⟨

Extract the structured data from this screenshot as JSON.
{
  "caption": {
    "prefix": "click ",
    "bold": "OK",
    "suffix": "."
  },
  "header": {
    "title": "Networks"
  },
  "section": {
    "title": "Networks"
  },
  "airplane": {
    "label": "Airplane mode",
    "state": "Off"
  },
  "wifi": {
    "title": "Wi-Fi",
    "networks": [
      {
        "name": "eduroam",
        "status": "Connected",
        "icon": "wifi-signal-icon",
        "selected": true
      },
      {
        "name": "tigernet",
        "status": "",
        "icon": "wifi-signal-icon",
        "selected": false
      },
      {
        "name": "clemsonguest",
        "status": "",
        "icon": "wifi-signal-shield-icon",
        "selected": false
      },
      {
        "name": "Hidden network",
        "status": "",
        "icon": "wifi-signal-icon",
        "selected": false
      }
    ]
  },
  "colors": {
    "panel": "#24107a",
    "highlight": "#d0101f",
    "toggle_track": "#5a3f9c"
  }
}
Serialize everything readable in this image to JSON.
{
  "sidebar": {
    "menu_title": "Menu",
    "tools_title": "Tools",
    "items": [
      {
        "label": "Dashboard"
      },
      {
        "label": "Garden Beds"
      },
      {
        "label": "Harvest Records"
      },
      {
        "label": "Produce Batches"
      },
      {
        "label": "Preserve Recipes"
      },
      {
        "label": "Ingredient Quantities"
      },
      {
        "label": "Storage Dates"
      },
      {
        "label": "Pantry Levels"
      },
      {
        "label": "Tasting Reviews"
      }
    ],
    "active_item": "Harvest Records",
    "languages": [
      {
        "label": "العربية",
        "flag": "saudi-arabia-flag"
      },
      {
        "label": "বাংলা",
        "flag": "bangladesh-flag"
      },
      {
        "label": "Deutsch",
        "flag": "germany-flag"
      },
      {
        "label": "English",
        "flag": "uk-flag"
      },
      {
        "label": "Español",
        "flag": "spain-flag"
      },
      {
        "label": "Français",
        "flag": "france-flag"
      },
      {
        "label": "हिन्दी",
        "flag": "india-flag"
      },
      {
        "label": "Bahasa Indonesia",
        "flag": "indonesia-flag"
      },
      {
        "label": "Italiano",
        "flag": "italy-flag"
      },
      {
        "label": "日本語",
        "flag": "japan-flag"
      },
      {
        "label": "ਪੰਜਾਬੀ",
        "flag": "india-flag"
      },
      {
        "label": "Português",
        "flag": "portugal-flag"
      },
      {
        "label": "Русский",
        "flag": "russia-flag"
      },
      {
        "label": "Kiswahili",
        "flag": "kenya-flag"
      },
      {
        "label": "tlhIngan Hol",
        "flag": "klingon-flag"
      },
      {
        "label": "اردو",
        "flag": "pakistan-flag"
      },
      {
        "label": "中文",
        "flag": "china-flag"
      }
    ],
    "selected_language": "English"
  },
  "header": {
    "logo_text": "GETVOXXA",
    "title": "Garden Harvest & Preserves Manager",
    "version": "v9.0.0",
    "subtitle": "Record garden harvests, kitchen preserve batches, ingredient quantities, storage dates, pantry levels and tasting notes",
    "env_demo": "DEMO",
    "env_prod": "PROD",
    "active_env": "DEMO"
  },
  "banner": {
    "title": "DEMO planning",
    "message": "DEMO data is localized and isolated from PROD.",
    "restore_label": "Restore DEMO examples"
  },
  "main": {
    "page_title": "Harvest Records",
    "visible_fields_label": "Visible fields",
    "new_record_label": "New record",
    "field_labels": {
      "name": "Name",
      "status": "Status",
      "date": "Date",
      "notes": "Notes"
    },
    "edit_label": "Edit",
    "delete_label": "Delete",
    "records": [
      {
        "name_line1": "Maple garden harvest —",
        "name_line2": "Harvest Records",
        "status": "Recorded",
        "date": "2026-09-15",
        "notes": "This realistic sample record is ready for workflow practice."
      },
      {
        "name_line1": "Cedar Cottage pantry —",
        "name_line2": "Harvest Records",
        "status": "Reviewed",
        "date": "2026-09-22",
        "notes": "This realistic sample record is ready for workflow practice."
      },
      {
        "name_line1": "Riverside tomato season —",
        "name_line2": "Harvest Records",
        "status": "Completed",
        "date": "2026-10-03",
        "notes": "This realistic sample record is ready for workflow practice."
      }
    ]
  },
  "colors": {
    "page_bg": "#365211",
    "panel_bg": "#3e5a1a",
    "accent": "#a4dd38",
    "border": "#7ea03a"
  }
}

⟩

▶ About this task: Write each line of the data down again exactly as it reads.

▶ Answer to this exercise:
Extract the structured data from this screenshot as JSON.
{
  "caption": {
    "prefix": "click ",
    "bold": "OK",
    "suffix": "."
  },
  "header": {
    "title": "Networks"
  },
  "section": {
    "title": "Networks"
  },
  "airplane": {
    "label": "Airplane mode",
    "state": "Off"
  },
  "wifi": {
    "title": "Wi-Fi",
    "networks": [
      {
        "name": "eduroam",
        "status": "Connected",
        "icon": "wifi-signal-icon",
        "selected": true
      },
      {
        "name": "tigernet",
        "status": "",
        "icon": "wifi-signal-icon",
        "selected": false
      },
      {
        "name": "clemsonguest",
        "status": "",
        "icon": "wifi-signal-shield-icon",
        "selected": false
      },
      {
        "name": "Hidden network",
        "status": "",
        "icon": "wifi-signal-icon",
        "selected": false
      }
    ]
  },
  "colors": {
    "panel": "#24107a",
    "highlight": "#d0101f",
    "toggle_track": "#5a3f9c"
  }
}
Serialize everything readable in this image to JSON.
{
  "sidebar": {
    "menu_title": "Menu",
    "tools_title": "Tools",
    "items": [
      {
        "label": "Dashboard"
      },
      {
        "label": "Garden Beds"
      },
      {
        "label": "Harvest Records"
      },
      {
        "label": "Produce Batches"
      },
      {
        "label": "Preserve Recipes"
      },
      {
        "label": "Ingredient Quantities"
      },
      {
        "label": "Storage Dates"
      },
      {
        "label": "Pantry Levels"
      },
      {
        "label": "Tasting Reviews"
      }
    ],
    "active_item": "Harvest Records",
    "languages": [
      {
        "label": "العربية",
        "flag": "saudi-arabia-flag"
      },
      {
        "label": "বাংলা",
        "flag": "bangladesh-flag"
      },
      {
        "label": "Deutsch",
        "flag": "germany-flag"
      },
      {
        "label": "English",
        "flag": "uk-flag"
      },
      {
        "label": "Español",
        "flag": "spain-flag"
      },
      {
        "label": "Français",
        "flag": "france-flag"
      },
      {
        "label": "हिन्दी",
        "flag": "india-flag"
      },
      {
        "label": "Bahasa Indonesia",
        "flag": "indonesia-flag"
      },
      {
        "label": "Italiano",
        "flag": "italy-flag"
      },
      {
        "label": "日本語",
        "flag": "japan-flag"
      },
      {
        "label": "ਪੰਜਾਬੀ",
        "flag": "india-flag"
      },
      {
        "label": "Português",
        "flag": "portugal-flag"
      },
      {
        "label": "Русский",
        "flag": "russia-flag"
      },
      {
        "label": "Kiswahili",
        "flag": "kenya-flag"
      },
      {
        "label": "tlhIngan Hol",
        "flag": "klingon-flag"
      },
      {
        "label": "اردو",
        "flag": "pakistan-flag"
      },
      {
        "label": "中文",
        "flag": "china-flag"
      }
    ],
    "selected_language": "English"
  },
  "header": {
    "logo_text": "GETVOXXA",
    "title": "Garden Harvest & Preserves Manager",
    "version": "v9.0.0",
    "subtitle": "Record garden harvests, kitchen preserve batches, ingredient quantities, storage dates, pantry levels and tasting notes",
    "env_demo": "DEMO",
    "env_prod": "PROD",
    "active_env": "DEMO"
  },
  "banner": {
    "title": "DEMO planning",
    "message": "DEMO data is localized and isolated from PROD.",
    "restore_label": "Restore DEMO examples"
  },
  "main": {
    "page_title": "Harvest Records",
    "visible_fields_label": "Visible fields",
    "new_record_label": "New record",
    "field_labels": {
      "name": "Name",
      "status": "Status",
      "date": "Date",
      "notes": "Notes"
    },
    "edit_label": "Edit",
    "delete_label": "Delete",
    "records": [
      {
        "name_line1": "Maple garden harvest —",
        "name_line2": "Harvest Records",
        "status": "Recorded",
        "date": "2026-09-15",
        "notes": "This realistic sample record is ready for workflow practice."
      },
      {
        "name_line1": "Cedar Cottage pantry —",
        "name_line2": "Harvest Records",
        "status": "Reviewed",
        "date": "2026-09-22",
        "notes": "This realistic sample record is ready for workflow practice."
      },
      {
        "name_line1": "Riverside tomato season —",
        "name_line2": "Harvest Records",
        "status": "Completed",
        "date": "2026-10-03",
        "notes": "This realistic sample record is ready for workflow practice."
      }
    ]
  },
  "colors": {
    "page_bg": "#365211",
    "panel_bg": "#3e5a1a",
    "accent": "#a4dd38",
    "border": "#7ea03a"
  }
}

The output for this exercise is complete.